Think of it: a man who lost his daughter in the most violent way possible is called back to the place where they found evidence of her death. That’s bound to bring on strong emotion, no matter who you are. The story had its best moments when it focused on Mack wrestling with his pain of his daughter’s death. Who wouldn’t be affected by that? And when Mack sees his daughter for the last time, or when he forgives his father, or when Papa leads Mack to his daughter’s resting place, you can’t help but be drawn in, because all the philosophical discussions, ethnic stereotypes, and horrible writing aside—buried within all that is a somewhat decent story. Heck, I cried when Mack finally was able to find his little girl.

Of course, Young manages to wreck the bittersweetness of the whole thing by carrying the book too far when it should have stopped at Mack leaving the shack. He commits the worse sin a writer can do at the end of the book–an stupid, stupid occurence that comes so out of left field, I was jolted. Then I started cracking up, because, man….what a stupid, stupid, stupid ending.

So, how do I rate the book? I can’t give it five stars–it’s a pretty crappy book. But I can’t give it one star either–there were some things in the book that genuinely made me think. I guess I’ll just settle for two broad grins out of five. I like to see how many times a normal person "broadly grins" in a given day. Certianly not as much as these people in this bizarro land. I think I’m going to clear my head by reading InterVarsity Press’s response to the Shack.

Was this something that deserved to be on the Best Seller’s list? Well, here’s my opinion. This whole thing started with a guy who felt God’s mercy so much, he wrote a book about it to give to his friends. And their friends gave it to their friends. And on and on and on. This book was never meant to be place on the mass market. When it did as well as it did, the author got surprised. So he supplied the demand for more. If Young had been a pro writer, with a strong editor and a better handle on the characters and story, this could have been an awesome book–one that truly would be worthy to be the next Pilgrim’s Progress. Personally, I’m much more interested in Young himself. It seems he has lived through the "Great Sadness" of his own, and I think his biography would be much more interesting than hiding behind this mediocre ‘fiction’ book.

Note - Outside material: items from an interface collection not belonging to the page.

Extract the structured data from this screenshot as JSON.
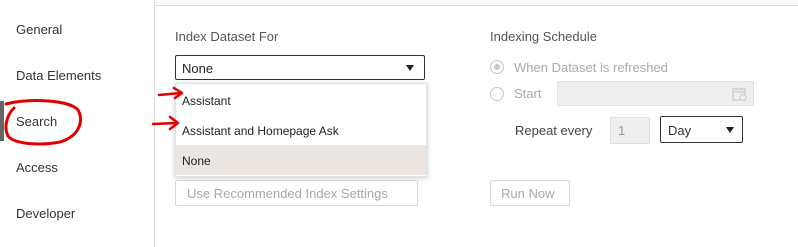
{
  "sidebar": {
    "items": [
      {
        "label": "General",
        "active": false
      },
      {
        "label": "Data Elements",
        "active": false
      },
      {
        "label": "Search",
        "active": true
      },
      {
        "label": "Access",
        "active": false
      },
      {
        "label": "Developer",
        "active": false
      }
    ]
  },
  "index_dataset": {
    "heading": "Index Dataset For",
    "selected": "None",
    "options": [
      {
        "label": "Assistant",
        "selected": false
      },
      {
        "label": "Assistant and Homepage Ask",
        "selected": false
      },
      {
        "label": "None",
        "selected": true
      }
    ],
    "recommended_button": "Use Recommended Index Settings"
  },
  "schedule": {
    "heading": "Indexing Schedule",
    "option_refresh": "When Dataset is refreshed",
    "option_start": "Start",
    "start_value": "",
    "repeat_label": "Repeat every",
    "repeat_value": "1",
    "repeat_unit": "Day",
    "run_now": "Run Now"
  },
  "annotations": {
    "color": "#e00000"
  }
}
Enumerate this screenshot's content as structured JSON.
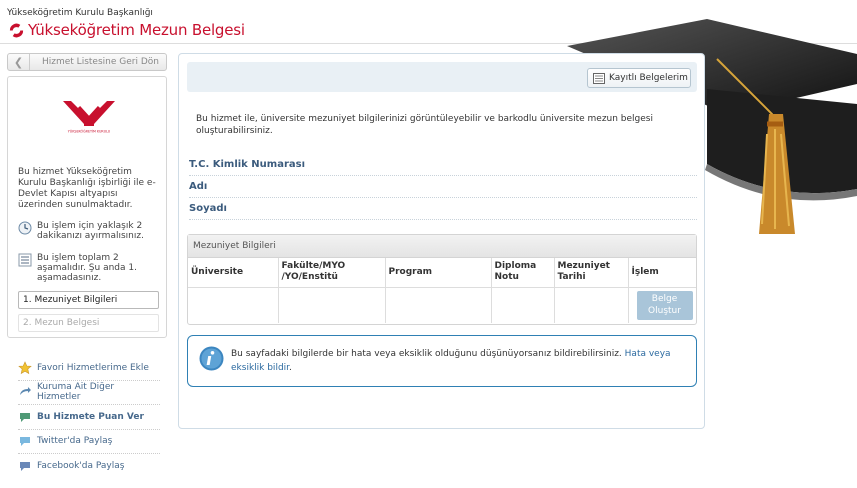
{
  "header": {
    "subtitle": "Yükseköğretim Kurulu Başkanlığı",
    "title": "Yükseköğretim Mezun Belgesi"
  },
  "sidebar": {
    "back_label": "Hizmet Listesine Geri Dön",
    "logo_caption": "YÜKSEKÖĞRETİM KURULU",
    "description": "Bu hizmet Yükseköğretim Kurulu Başkanlığı işbirliği ile e-Devlet Kapısı altyapısı üzerinden sunulmaktadır.",
    "time_note": "Bu işlem için yaklaşık 2 dakikanızı ayırmalısınız.",
    "steps_note": "Bu işlem toplam 2 aşamalıdır. Şu anda 1. aşamadasınız.",
    "steps": [
      "1. Mezuniyet Bilgileri",
      "2. Mezun Belgesi"
    ],
    "links": [
      {
        "label": "Favori Hizmetlerime Ekle",
        "icon": "star-icon"
      },
      {
        "label": "Kuruma Ait Diğer Hizmetler",
        "icon": "arrow-icon"
      },
      {
        "label": "Bu Hizmete Puan Ver",
        "icon": "rating-icon"
      },
      {
        "label": "Twitter'da Paylaş",
        "icon": "twitter-icon"
      },
      {
        "label": "Facebook'da Paylaş",
        "icon": "facebook-icon"
      }
    ]
  },
  "main": {
    "records_button": "Kayıtlı Belgelerim",
    "intro": "Bu hizmet ile, üniversite mezuniyet bilgilerinizi görüntüleyebilir ve barkodlu üniversite mezun belgesi oluşturabilirsiniz.",
    "fields": [
      "T.C. Kimlik Numarası",
      "Adı",
      "Soyadı"
    ],
    "grid_title": "Mezuniyet Bilgileri",
    "columns": [
      "Üniversite",
      "Fakülte/MYO /YO/Enstitü",
      "Program",
      "Diploma Notu",
      "Mezuniyet Tarihi",
      "İşlem"
    ],
    "create_button": "Belge Oluştur",
    "info_text": "Bu sayfadaki bilgilerde bir hata veya eksiklik olduğunu düşünüyorsanız bildirebilirsiniz.",
    "info_link": "Hata veya eksiklik bildir",
    "info_end": "."
  },
  "colors": {
    "brand_red": "#c8102e",
    "link_blue": "#47698c",
    "info_border": "#2f80b4"
  }
}
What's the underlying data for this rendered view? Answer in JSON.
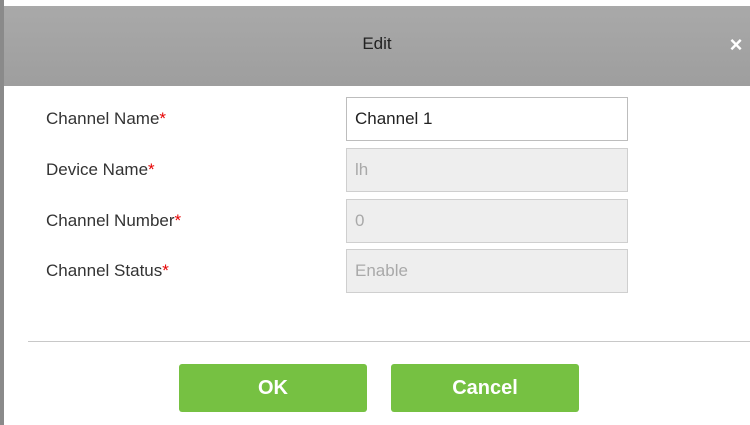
{
  "dialog": {
    "title": "Edit",
    "close_symbol": "×"
  },
  "form": {
    "fields": [
      {
        "label": "Channel Name",
        "required_mark": "*",
        "value": "Channel 1",
        "editable": true
      },
      {
        "label": "Device Name",
        "required_mark": "*",
        "value": "lh",
        "editable": false
      },
      {
        "label": "Channel Number",
        "required_mark": "*",
        "value": "0",
        "editable": false
      },
      {
        "label": "Channel Status",
        "required_mark": "*",
        "value": "Enable",
        "editable": false
      }
    ]
  },
  "footer": {
    "ok_label": "OK",
    "cancel_label": "Cancel"
  },
  "colors": {
    "titlebar": "#a3a3a3",
    "required": "#e60000",
    "button": "#76c142",
    "disabled_field": "#eeeeee"
  },
  "icons": {
    "close": "close-icon"
  }
}
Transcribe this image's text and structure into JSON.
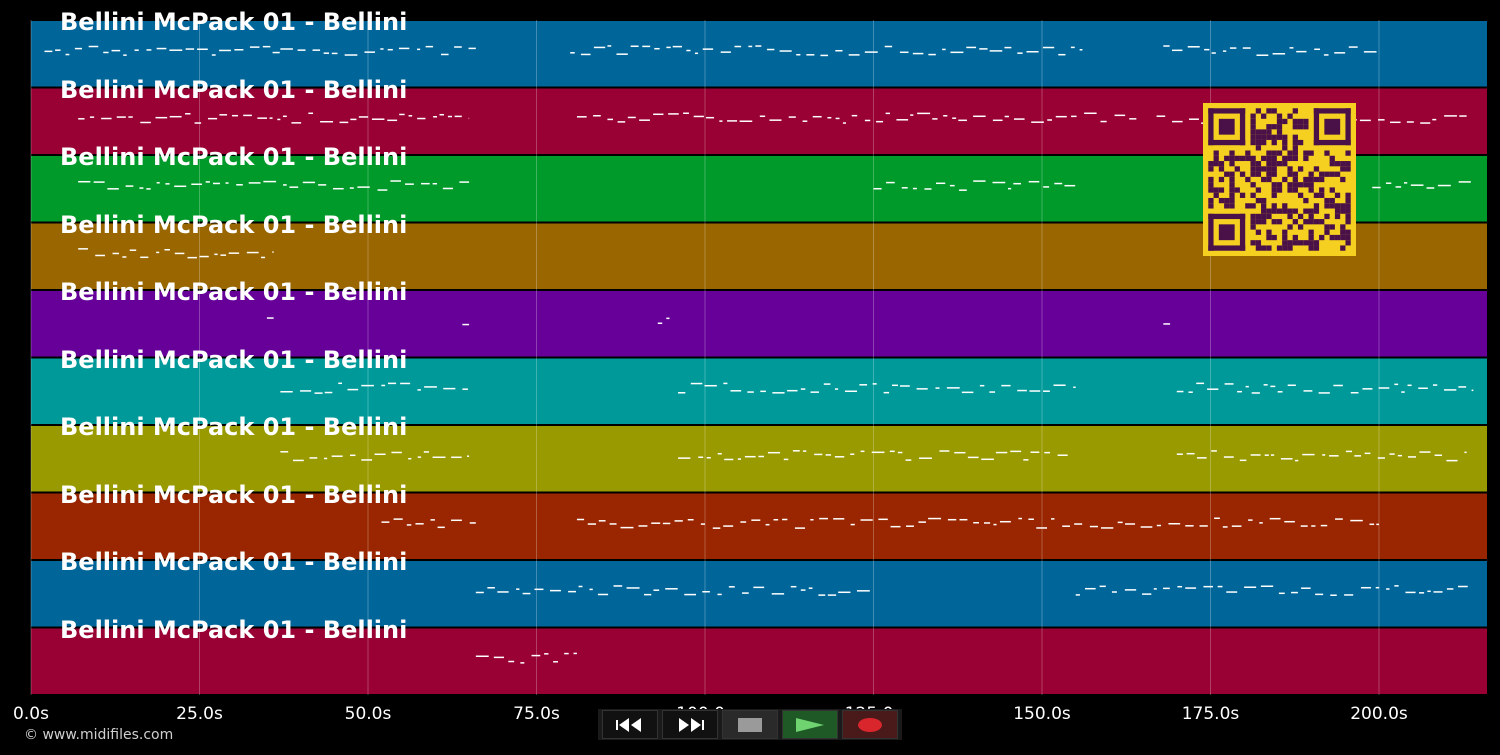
{
  "tracks": [
    {
      "label": "Bellini McPack 01 - Bellini",
      "color": "#00669a"
    },
    {
      "label": "Bellini McPack 01 - Bellini",
      "color": "#990033"
    },
    {
      "label": "Bellini McPack 01 - Bellini",
      "color": "#009a2a"
    },
    {
      "label": "Bellini McPack 01 - Bellini",
      "color": "#996600"
    },
    {
      "label": "Bellini McPack 01 - Bellini",
      "color": "#660099"
    },
    {
      "label": "Bellini McPack 01 - Bellini",
      "color": "#009999"
    },
    {
      "label": "Bellini McPack 01 - Bellini",
      "color": "#999900"
    },
    {
      "label": "Bellini McPack 01 - Bellini",
      "color": "#992600"
    },
    {
      "label": "Bellini McPack 01 - Bellini",
      "color": "#00669a"
    },
    {
      "label": "Bellini McPack 01 - Bellini",
      "color": "#990033"
    }
  ],
  "time_axis": {
    "ticks": [
      "0.0s",
      "25.0s",
      "50.0s",
      "75.0s",
      "100.0s",
      "125.0s",
      "150.0s",
      "175.0s",
      "200.0s"
    ],
    "tick_values": [
      0,
      25,
      50,
      75,
      100,
      125,
      150,
      175,
      200
    ],
    "max_seconds": 216
  },
  "note_spans": [
    [
      [
        2,
        37
      ],
      [
        37,
        66
      ],
      [
        80,
        156
      ],
      [
        168,
        200
      ]
    ],
    [
      [
        7,
        65
      ],
      [
        81,
        164
      ],
      [
        167,
        213
      ]
    ],
    [
      [
        7,
        65
      ],
      [
        125,
        155
      ],
      [
        199,
        214
      ]
    ],
    [
      [
        7,
        36
      ]
    ],
    [
      [
        35,
        36
      ],
      [
        64,
        65
      ],
      [
        93,
        95
      ],
      [
        168,
        169
      ]
    ],
    [
      [
        37,
        65
      ],
      [
        96,
        155
      ],
      [
        170,
        214
      ]
    ],
    [
      [
        37,
        65
      ],
      [
        96,
        154
      ],
      [
        170,
        213
      ]
    ],
    [
      [
        52,
        66
      ],
      [
        81,
        200
      ]
    ],
    [
      [
        66,
        125
      ],
      [
        155,
        214
      ]
    ],
    [
      [
        66,
        81
      ]
    ]
  ],
  "transport": {
    "buttons": [
      {
        "name": "rewind",
        "icon": "rewind-icon"
      },
      {
        "name": "fast-forward",
        "icon": "fast-forward-icon"
      },
      {
        "name": "stop",
        "icon": "stop-icon"
      },
      {
        "name": "play",
        "icon": "play-icon"
      },
      {
        "name": "record",
        "icon": "record-icon"
      }
    ]
  },
  "qr_icon": "qr-code-icon",
  "copyright": "© www.midifiles.com"
}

And this brings up another question: if God can use medicre works to proclaim his glory, and there’s no doubt that many who read this book has had their walk with God affected so that they worship him easier, when will a really great artist get inspired to write something. Does God even use real artists anymore to inspire, or are there great works out there–they just haven’t clicked with the general mass audience who prefer more simplistic works like this?

Think about it.